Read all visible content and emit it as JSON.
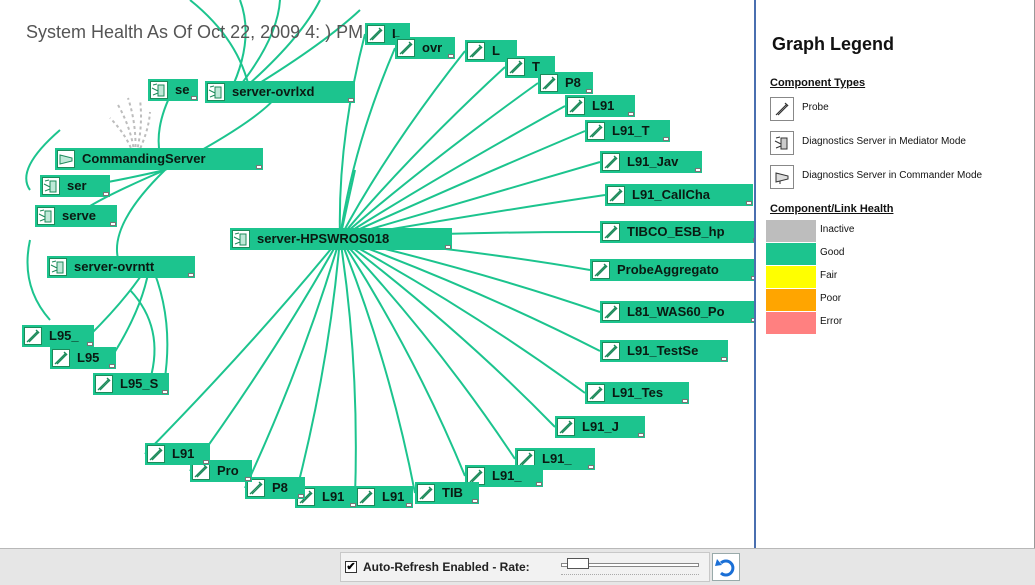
{
  "graph": {
    "title": "System Health As Of Oct 22, 2009 4:  ) PM PDT",
    "edge_color": "#1cc48e",
    "inactive_color": "#bdbdbd",
    "nodes": [
      {
        "label": "server-HPSWROS018",
        "type": "mediator"
      },
      {
        "label": "CommandingServer",
        "type": "commander"
      },
      {
        "label": "server-ovrlxd",
        "type": "mediator"
      },
      {
        "label": "server-ovrntt",
        "type": "mediator"
      },
      {
        "label": "se",
        "type": "mediator"
      },
      {
        "label": "ser",
        "type": "mediator"
      },
      {
        "label": "serve",
        "type": "mediator"
      },
      {
        "label": "L",
        "type": "probe"
      },
      {
        "label": "ovr",
        "type": "probe"
      },
      {
        "label": "L",
        "type": "probe"
      },
      {
        "label": "T",
        "type": "probe"
      },
      {
        "label": "P8",
        "type": "probe"
      },
      {
        "label": "L91",
        "type": "probe"
      },
      {
        "label": "L91_T",
        "type": "probe"
      },
      {
        "label": "L91_Jav",
        "type": "probe"
      },
      {
        "label": "L91_CallCha",
        "type": "probe"
      },
      {
        "label": "TIBCO_ESB_hp",
        "type": "probe"
      },
      {
        "label": "ProbeAggregato",
        "type": "probe"
      },
      {
        "label": "L81_WAS60_Po",
        "type": "probe"
      },
      {
        "label": "L91_TestSe",
        "type": "probe"
      },
      {
        "label": "L91_Tes",
        "type": "probe"
      },
      {
        "label": "L91_J",
        "type": "probe"
      },
      {
        "label": "L91_",
        "type": "probe"
      },
      {
        "label": "L91_",
        "type": "probe"
      },
      {
        "label": "TIB",
        "type": "probe"
      },
      {
        "label": "L91",
        "type": "probe"
      },
      {
        "label": "L91",
        "type": "probe"
      },
      {
        "label": "P8",
        "type": "probe"
      },
      {
        "label": "Pro",
        "type": "probe"
      },
      {
        "label": "L91",
        "type": "probe"
      },
      {
        "label": "L95_",
        "type": "probe"
      },
      {
        "label": "L95",
        "type": "probe"
      },
      {
        "label": "L95_S",
        "type": "probe"
      }
    ]
  },
  "legend": {
    "title": "Graph Legend",
    "component_types_heading": "Component Types",
    "types": [
      {
        "label": "Probe",
        "icon": "probe-icon"
      },
      {
        "label": "Diagnostics Server in Mediator Mode",
        "icon": "mediator-server-icon"
      },
      {
        "label": "Diagnostics Server in Commander Mode",
        "icon": "commander-server-icon"
      }
    ],
    "health_heading": "Component/Link Health",
    "health": [
      {
        "label": "Inactive",
        "color": "#bdbdbd"
      },
      {
        "label": "Good",
        "color": "#1cc48e"
      },
      {
        "label": "Fair",
        "color": "#ffff00"
      },
      {
        "label": "Poor",
        "color": "#ffa500"
      },
      {
        "label": "Error",
        "color": "#ff8080"
      }
    ]
  },
  "bottom": {
    "checkbox_checked": true,
    "checkbox_mark": "✔",
    "auto_refresh_label": "Auto-Refresh Enabled - Rate:",
    "refresh_icon": "refresh-icon"
  }
}
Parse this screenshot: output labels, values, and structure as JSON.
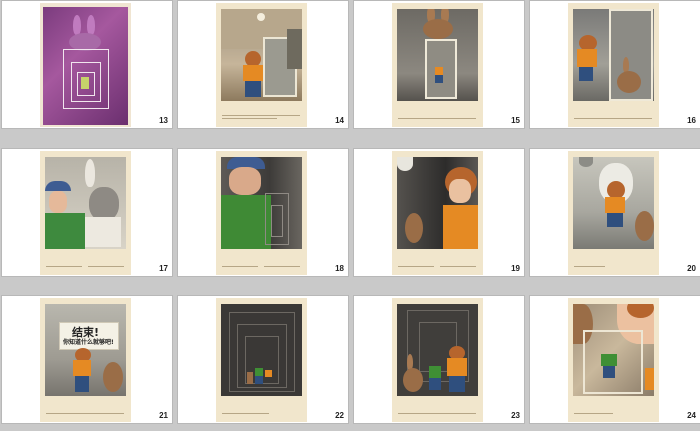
{
  "slides": [
    {
      "number": "13"
    },
    {
      "number": "14"
    },
    {
      "number": "15"
    },
    {
      "number": "16"
    },
    {
      "number": "17"
    },
    {
      "number": "18"
    },
    {
      "number": "19"
    },
    {
      "number": "20"
    },
    {
      "number": "21",
      "speech_line1": "结束!",
      "speech_line2": "你知道什么就够吧!"
    },
    {
      "number": "22"
    },
    {
      "number": "23"
    },
    {
      "number": "24"
    }
  ]
}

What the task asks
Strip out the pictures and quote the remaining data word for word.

Response area
Read all visible content and emit it as JSON.
{
  "graph": {
    "title": "System Health As Of Oct 22, 2009 4:  ) PM PDT",
    "edge_color": "#1cc48e",
    "inactive_color": "#bdbdbd",
    "nodes": [
      {
        "label": "server-HPSWROS018",
        "type": "mediator"
      },
      {
        "label": "CommandingServer",
        "type": "commander"
      },
      {
        "label": "server-ovrlxd",
        "type": "mediator"
      },
      {
        "label": "server-ovrntt",
        "type": "mediator"
      },
      {
        "label": "se",
        "type": "mediator"
      },
      {
        "label": "ser",
        "type": "mediator"
      },
      {
        "label": "serve",
        "type": "mediator"
      },
      {
        "label": "L",
        "type": "probe"
      },
      {
        "label": "ovr",
        "type": "probe"
      },
      {
        "label": "L",
        "type": "probe"
      },
      {
        "label": "T",
        "type": "probe"
      },
      {
        "label": "P8",
        "type": "probe"
      },
      {
        "label": "L91",
        "type": "probe"
      },
      {
        "label": "L91_T",
        "type": "probe"
      },
      {
        "label": "L91_Jav",
        "type": "probe"
      },
      {
        "label": "L91_CallCha",
        "type": "probe"
      },
      {
        "label": "TIBCO_ESB_hp",
        "type": "probe"
      },
      {
        "label": "ProbeAggregato",
        "type": "probe"
      },
      {
        "label": "L81_WAS60_Po",
        "type": "probe"
      },
      {
        "label": "L91_TestSe",
        "type": "probe"
      },
      {
        "label": "L91_Tes",
        "type": "probe"
      },
      {
        "label": "L91_J",
        "type": "probe"
      },
      {
        "label": "L91_",
        "type": "probe"
      },
      {
        "label": "L91_",
        "type": "probe"
      },
      {
        "label": "TIB",
        "type": "probe"
      },
      {
        "label": "L91",
        "type": "probe"
      },
      {
        "label": "L91",
        "type": "probe"
      },
      {
        "label": "P8",
        "type": "probe"
      },
      {
        "label": "Pro",
        "type": "probe"
      },
      {
        "label": "L91",
        "type": "probe"
      },
      {
        "label": "L95_",
        "type": "probe"
      },
      {
        "label": "L95",
        "type": "probe"
      },
      {
        "label": "L95_S",
        "type": "probe"
      }
    ]
  },
  "legend": {
    "title": "Graph Legend",
    "component_types_heading": "Component Types",
    "types": [
      {
        "label": "Probe",
        "icon": "probe-icon"
      },
      {
        "label": "Diagnostics Server in Mediator Mode",
        "icon": "mediator-server-icon"
      },
      {
        "label": "Diagnostics Server in Commander Mode",
        "icon": "commander-server-icon"
      }
    ],
    "health_heading": "Component/Link Health",
    "health": [
      {
        "label": "Inactive",
        "color": "#bdbdbd"
      },
      {
        "label": "Good",
        "color": "#1cc48e"
      },
      {
        "label": "Fair",
        "color": "#ffff00"
      },
      {
        "label": "Poor",
        "color": "#ffa500"
      },
      {
        "label": "Error",
        "color": "#ff8080"
      }
    ]
  },
  "bottom": {
    "checkbox_checked": true,
    "checkbox_mark": "✔",
    "auto_refresh_label": "Auto-Refresh Enabled - Rate:",
    "refresh_icon": "refresh-icon"
  }
}
Parse this screenshot: output labels, values, and structure as JSON.
{
  "slides": [
    {
      "number": "13"
    },
    {
      "number": "14"
    },
    {
      "number": "15"
    },
    {
      "number": "16"
    },
    {
      "number": "17"
    },
    {
      "number": "18"
    },
    {
      "number": "19"
    },
    {
      "number": "20"
    },
    {
      "number": "21",
      "speech_line1": "结束!",
      "speech_line2": "你知道什么就够吧!"
    },
    {
      "number": "22"
    },
    {
      "number": "23"
    },
    {
      "number": "24"
    }
  ]
}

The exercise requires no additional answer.